LONDON (Reuters) - A huge archive of letters, papers and photographs that shed new light on Indian leader Mahatma Gandhi and his time in South Africa will be auctioned in London next month and is expected to fetch 500,000-700,000 pounds ($800,000-$1.1 million).

The documents, numbering several thousand and arranged in 18 files, belonged to Hermann Kallenbach, who became arguably Gandhi's closest friend after they met in Johannesburg in 1904.

Although relatively few are in Gandhi's own hand, the wealth of material from family, friends, associates and Kallenbach himself make the collection a key biographical source for one of the 20th century's most revered figures.

"The vast majority of this is unknown and unpublished, and has not been used by scholars in the last generation or two," said Gabriel Heaton, a books and manuscripts specialist at Sotheby's auctioneers which is selling the archive.

"It is very much material that will be adding to our sum knowledge of Gandhi and his life," he told Reuters.

The documents will go under the hammer as a single lot on July 10 at the English Literature and History sale.

Sotheby's also handled the sale in 1986 of the main series of Gandhi's letters to Kallenbach, when they raised 140,000 pounds.
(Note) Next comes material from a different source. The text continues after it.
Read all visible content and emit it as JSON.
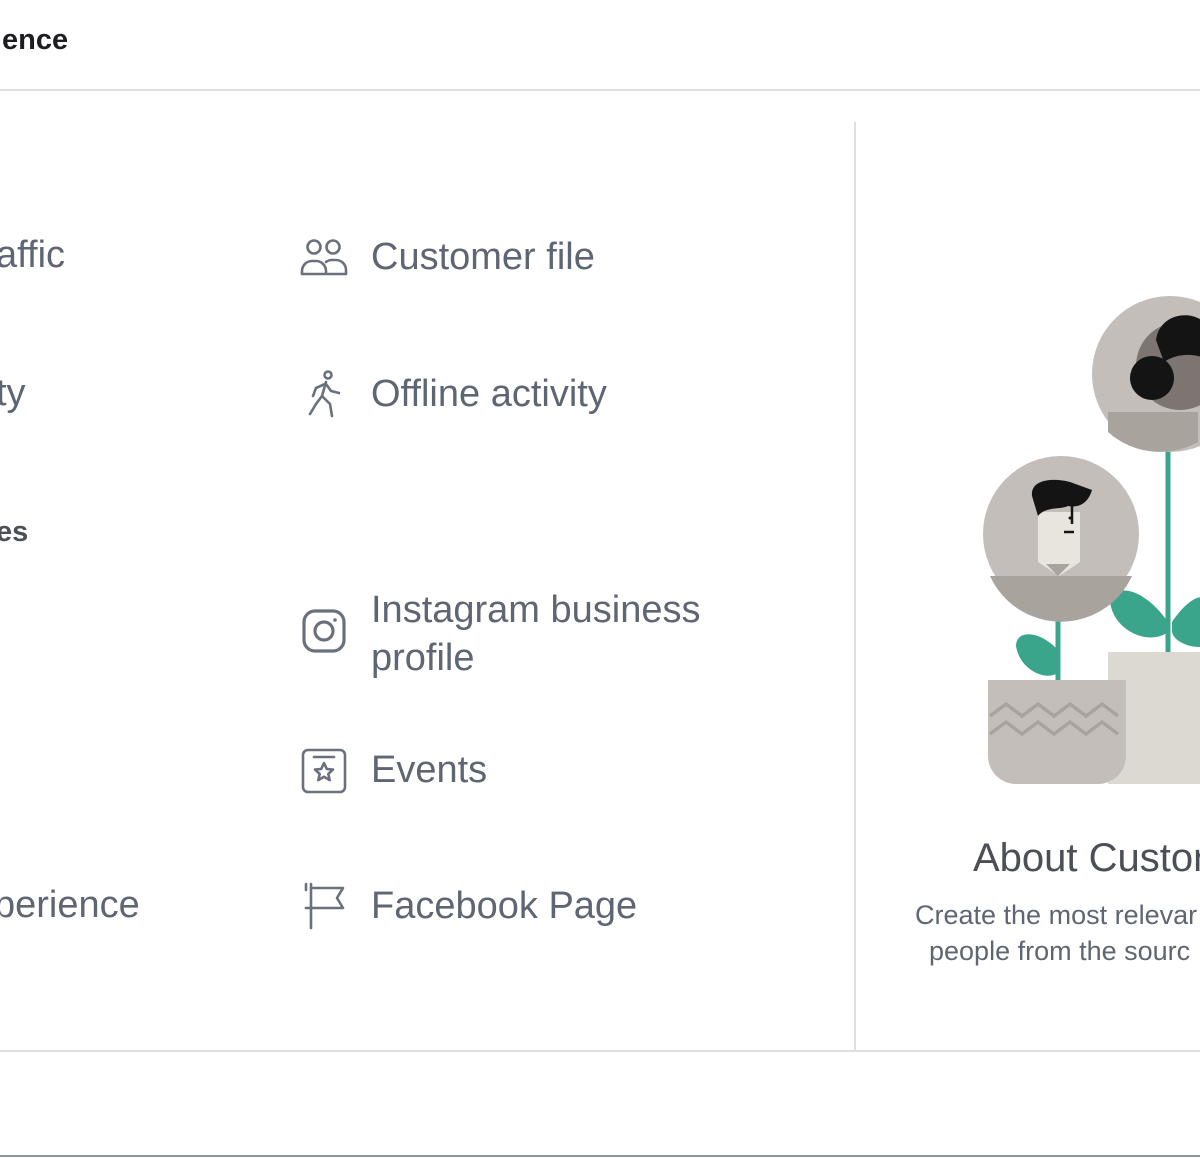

Together, the two batches represent the vast majority of the Kallenbach family's Gandhi collection.

"He is one of the towering figures of the 20th century," said Heaton, when asked to explain Gandhi's appeal to collectors and historians.   Continued...

 
Mahatma Gandhi (C) is seen in South Africa in this undated handout photograph from the Hermann Kallenbach Archive released in London June 13, 2012. A huge archive of letters, papers and photographs that shed new light on Indian leader Mahatma Gandhi and his time in South Africa will be auctioned in London next month and is expected to fetch 500,000-700,000 pounds ($800,000-$1.1 million). The documents, numbering several thousand and arranged in 18 files, belonged to Hermann Kallenbach, who became arguably Gandhi's closest friend after they met in Johannesburg in 1904. REUTERS/Sothebys/Handout